You want a trade? Well, at this point in the season, a trade means one of two things: Paying a very, very high price in prospects and/or acquiring a pitcher with a ton of baggage (in the form of pricey contract and stats uglier than Casilla’s). The Giants won’t pursue that route until after the All-Star break.
So then what’s the solution?
It’s a bullpen-by-committee with Casilla the lead option in the ninth.
If you haven’t had the need to play matchups to get out of tight spots in the seventh or eighth, play matchups in the ninth. That likely will more situations like what happened Wednesday against the Red Sox, when Casilla faced the first two batters, then Javier Lopez faced two lefties and Strickland got the save getting one batter on one pitch.
Casilla, and his supporters, just need to deal with that. Casilla is a good relief pitcher, but he’s no Mariano Rivera, locked-down, game-over closer. So he has not earned the right to get that ninth inning while everyone else in the bullpen sits and watches. You don’t blow four saves in two months and expect to get that right.
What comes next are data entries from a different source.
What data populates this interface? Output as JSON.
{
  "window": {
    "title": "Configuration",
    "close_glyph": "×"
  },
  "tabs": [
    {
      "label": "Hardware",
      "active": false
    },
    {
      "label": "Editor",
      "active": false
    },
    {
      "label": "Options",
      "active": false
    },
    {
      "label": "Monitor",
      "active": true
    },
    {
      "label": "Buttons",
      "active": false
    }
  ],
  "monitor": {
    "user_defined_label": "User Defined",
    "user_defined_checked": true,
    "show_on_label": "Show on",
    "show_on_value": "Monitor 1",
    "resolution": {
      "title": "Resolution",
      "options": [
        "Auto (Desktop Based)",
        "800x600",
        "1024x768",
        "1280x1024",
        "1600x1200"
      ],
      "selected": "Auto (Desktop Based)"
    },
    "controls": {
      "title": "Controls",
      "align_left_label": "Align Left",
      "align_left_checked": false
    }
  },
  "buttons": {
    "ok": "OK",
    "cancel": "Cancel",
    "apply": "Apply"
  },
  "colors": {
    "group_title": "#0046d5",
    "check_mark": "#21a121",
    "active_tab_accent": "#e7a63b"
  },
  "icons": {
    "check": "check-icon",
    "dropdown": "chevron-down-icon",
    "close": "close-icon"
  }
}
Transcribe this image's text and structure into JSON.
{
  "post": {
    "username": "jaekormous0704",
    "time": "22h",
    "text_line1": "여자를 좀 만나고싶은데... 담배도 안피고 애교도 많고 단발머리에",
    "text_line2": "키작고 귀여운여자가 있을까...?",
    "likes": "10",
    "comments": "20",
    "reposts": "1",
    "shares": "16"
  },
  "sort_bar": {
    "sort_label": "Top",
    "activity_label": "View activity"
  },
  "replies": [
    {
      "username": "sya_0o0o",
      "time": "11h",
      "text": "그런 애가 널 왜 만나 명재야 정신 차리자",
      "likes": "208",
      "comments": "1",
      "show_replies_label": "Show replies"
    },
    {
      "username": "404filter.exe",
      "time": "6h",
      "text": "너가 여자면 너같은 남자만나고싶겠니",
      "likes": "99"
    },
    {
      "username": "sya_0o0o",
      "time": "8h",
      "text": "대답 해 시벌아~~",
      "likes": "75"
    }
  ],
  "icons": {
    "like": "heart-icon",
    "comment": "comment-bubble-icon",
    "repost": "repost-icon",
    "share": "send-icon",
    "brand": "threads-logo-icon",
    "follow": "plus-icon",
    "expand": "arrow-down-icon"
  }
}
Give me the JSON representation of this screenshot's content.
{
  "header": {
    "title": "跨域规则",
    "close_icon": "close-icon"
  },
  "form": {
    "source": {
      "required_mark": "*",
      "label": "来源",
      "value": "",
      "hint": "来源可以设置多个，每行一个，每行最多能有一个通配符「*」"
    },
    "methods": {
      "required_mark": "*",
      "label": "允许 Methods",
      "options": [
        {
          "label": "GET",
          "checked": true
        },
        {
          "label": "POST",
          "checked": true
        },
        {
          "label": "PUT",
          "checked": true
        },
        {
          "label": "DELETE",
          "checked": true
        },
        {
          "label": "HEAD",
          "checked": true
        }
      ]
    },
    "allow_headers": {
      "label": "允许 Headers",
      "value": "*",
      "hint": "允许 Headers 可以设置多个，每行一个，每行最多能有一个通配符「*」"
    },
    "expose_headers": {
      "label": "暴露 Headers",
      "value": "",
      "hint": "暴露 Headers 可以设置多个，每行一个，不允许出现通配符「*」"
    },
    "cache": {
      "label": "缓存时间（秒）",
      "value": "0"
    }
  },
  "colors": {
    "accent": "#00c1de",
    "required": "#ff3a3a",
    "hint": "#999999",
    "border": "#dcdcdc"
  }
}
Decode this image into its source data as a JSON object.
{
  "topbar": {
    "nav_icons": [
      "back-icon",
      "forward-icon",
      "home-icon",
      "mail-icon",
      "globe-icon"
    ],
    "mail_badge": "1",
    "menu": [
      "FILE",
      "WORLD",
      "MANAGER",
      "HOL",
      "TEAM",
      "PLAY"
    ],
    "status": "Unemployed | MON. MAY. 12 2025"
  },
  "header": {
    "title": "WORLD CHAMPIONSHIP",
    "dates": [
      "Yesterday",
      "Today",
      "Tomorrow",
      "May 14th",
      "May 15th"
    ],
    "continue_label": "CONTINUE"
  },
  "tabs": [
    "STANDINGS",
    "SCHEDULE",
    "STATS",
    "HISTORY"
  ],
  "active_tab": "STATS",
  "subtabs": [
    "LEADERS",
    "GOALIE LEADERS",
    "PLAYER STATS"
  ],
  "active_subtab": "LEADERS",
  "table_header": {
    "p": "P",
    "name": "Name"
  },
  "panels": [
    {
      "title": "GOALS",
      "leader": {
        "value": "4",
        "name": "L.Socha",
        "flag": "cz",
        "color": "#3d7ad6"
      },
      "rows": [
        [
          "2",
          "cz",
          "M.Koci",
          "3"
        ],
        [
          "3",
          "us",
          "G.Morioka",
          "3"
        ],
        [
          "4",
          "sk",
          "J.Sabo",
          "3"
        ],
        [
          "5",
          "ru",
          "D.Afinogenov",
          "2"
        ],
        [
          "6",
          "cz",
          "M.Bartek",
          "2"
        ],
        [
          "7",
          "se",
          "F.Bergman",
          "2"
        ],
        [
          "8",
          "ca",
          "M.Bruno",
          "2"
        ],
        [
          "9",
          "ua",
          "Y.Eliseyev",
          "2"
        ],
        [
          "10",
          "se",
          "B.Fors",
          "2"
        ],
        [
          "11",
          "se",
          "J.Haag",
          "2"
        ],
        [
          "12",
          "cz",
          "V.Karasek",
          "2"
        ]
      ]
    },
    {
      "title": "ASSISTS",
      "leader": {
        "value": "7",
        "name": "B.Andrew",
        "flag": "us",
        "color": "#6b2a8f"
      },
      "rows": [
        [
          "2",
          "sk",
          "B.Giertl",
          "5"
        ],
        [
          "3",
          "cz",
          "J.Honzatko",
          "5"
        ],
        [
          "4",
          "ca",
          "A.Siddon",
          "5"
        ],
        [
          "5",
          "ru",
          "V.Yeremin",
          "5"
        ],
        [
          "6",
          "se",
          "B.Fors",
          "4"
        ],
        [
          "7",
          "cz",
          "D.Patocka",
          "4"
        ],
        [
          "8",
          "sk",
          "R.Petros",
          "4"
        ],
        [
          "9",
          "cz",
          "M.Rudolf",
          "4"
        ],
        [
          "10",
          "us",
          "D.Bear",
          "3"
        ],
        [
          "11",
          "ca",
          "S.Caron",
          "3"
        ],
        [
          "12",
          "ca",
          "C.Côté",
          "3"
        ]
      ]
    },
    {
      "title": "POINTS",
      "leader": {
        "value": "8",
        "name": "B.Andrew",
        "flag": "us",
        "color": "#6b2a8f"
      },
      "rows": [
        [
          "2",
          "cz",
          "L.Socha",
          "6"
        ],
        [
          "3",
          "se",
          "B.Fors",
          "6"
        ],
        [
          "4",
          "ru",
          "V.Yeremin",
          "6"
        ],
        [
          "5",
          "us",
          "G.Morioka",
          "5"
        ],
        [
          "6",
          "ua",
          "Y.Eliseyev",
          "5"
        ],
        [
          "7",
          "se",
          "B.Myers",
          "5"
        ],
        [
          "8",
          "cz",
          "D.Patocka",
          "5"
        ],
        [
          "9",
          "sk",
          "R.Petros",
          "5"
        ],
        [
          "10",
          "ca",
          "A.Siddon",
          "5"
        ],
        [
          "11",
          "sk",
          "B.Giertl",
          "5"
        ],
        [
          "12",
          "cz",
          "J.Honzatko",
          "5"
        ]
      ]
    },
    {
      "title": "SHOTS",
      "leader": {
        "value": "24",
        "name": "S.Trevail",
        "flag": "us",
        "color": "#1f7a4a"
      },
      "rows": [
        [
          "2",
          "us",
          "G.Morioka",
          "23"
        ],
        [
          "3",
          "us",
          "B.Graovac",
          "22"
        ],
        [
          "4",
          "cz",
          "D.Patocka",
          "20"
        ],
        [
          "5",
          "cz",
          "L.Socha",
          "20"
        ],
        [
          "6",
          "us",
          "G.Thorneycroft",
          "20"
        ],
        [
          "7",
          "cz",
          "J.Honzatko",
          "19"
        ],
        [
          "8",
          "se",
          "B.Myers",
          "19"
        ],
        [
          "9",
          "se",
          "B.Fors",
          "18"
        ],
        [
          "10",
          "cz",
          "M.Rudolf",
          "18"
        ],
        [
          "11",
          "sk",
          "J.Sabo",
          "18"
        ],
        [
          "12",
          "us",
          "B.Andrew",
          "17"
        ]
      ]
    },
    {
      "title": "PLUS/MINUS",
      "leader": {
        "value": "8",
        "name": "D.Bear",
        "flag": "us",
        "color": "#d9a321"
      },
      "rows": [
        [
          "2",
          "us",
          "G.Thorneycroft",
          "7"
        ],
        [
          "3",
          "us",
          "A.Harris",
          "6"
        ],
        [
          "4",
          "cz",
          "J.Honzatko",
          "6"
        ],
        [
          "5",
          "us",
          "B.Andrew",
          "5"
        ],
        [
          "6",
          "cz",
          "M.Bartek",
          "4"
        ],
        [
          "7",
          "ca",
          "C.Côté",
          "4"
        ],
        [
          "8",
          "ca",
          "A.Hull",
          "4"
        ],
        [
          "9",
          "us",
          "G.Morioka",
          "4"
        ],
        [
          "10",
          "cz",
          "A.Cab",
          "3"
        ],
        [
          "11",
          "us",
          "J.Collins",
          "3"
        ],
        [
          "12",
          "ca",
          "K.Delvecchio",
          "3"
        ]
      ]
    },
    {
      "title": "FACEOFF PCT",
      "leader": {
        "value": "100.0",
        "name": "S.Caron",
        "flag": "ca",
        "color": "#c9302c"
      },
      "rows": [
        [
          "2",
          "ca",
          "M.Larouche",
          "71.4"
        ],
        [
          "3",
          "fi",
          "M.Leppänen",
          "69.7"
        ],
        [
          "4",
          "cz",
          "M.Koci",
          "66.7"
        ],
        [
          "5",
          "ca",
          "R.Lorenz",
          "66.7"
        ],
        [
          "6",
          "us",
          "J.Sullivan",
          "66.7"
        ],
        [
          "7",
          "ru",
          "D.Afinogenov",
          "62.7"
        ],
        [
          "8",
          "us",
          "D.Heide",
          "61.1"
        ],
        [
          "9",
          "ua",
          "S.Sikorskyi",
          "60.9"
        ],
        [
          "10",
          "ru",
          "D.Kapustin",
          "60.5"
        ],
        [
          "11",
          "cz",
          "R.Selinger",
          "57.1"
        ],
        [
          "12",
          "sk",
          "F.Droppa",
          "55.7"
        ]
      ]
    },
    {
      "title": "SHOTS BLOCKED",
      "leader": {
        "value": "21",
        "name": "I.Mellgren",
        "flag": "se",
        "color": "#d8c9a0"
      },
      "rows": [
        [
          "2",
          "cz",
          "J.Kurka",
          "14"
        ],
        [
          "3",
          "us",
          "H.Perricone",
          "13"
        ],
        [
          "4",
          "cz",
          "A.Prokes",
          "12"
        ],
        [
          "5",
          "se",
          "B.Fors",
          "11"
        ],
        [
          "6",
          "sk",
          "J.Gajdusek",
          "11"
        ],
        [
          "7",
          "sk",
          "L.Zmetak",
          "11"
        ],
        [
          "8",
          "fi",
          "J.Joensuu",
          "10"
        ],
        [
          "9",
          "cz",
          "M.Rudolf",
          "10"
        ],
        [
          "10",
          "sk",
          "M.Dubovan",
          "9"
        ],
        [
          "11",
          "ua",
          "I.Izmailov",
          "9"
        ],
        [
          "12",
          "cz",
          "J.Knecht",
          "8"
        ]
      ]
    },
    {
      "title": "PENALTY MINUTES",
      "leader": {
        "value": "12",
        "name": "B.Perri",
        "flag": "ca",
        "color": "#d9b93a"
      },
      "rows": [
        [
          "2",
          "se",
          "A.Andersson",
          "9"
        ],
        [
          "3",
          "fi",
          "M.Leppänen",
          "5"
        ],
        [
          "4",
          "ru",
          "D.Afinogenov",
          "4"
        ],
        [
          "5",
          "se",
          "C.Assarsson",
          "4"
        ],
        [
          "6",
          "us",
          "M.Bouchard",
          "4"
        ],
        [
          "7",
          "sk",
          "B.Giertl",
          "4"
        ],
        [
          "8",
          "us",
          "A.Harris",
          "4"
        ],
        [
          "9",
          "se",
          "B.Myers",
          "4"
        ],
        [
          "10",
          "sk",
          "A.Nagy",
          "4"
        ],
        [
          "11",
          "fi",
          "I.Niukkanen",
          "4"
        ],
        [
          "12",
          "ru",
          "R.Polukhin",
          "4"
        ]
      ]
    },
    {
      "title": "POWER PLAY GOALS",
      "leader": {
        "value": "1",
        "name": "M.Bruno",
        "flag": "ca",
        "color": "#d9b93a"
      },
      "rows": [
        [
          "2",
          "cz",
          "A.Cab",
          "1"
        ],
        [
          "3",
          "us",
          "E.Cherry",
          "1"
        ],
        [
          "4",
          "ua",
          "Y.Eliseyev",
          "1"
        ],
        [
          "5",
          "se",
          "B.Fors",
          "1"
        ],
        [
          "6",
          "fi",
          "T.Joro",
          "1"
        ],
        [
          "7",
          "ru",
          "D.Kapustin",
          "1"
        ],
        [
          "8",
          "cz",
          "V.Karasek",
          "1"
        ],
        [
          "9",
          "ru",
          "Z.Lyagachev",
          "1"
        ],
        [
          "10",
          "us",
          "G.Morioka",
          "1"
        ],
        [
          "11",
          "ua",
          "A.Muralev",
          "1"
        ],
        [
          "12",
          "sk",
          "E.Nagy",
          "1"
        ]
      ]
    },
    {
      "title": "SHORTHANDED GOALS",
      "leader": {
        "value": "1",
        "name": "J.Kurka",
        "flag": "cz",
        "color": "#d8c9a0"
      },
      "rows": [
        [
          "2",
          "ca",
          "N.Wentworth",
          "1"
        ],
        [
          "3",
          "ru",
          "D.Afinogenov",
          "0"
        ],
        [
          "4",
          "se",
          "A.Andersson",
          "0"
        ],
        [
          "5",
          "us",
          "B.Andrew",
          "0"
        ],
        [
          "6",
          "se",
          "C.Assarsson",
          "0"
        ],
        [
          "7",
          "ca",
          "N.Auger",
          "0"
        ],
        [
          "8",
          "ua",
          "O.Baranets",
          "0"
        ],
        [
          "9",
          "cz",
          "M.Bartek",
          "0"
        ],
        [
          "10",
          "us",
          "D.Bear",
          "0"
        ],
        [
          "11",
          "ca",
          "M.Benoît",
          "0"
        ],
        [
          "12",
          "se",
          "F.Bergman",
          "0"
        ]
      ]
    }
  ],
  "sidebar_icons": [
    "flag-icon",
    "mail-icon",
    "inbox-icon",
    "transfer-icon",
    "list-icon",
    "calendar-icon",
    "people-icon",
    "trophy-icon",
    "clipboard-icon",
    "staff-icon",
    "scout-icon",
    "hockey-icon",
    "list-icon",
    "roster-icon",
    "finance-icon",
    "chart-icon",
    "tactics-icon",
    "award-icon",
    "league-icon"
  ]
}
Casilla has been very good against right-handed batters. They are hitting .182 against him this season, and the home run by Turner was the first by a RH batter this season against Casilla. Righties have slugged .255 vs. Casilla this season.
But lefties, it’s a different story. Lefties are hitting .278 with .333 OBP and .611 slugging. That’s a .944 OPS, boys and girls. That’s precisely the reason Bochy hooked Casilla the other day when the tying run was on second and David Ortiz was coming to the plate. Ortiz’s track record, especially against righties, combined with Casilla’s numbers against lefties, the math didn’t add up.
So going forward, I’m fine with giving the ball to Casilla in the ninth, particularly when righties are coming up. But you always have someone in the bullpen ready to go. And at the first sign of trouble with lefties coming up, you make the move.
Oh, and to all those folks who lost their marbles when Bochy hooked Casilla with the lead in the ninth? Both times Bochy did that, the Giants won.
Let me repeat that.
THE …. GIANTS …. WON.
Isn’t that what we’re after here?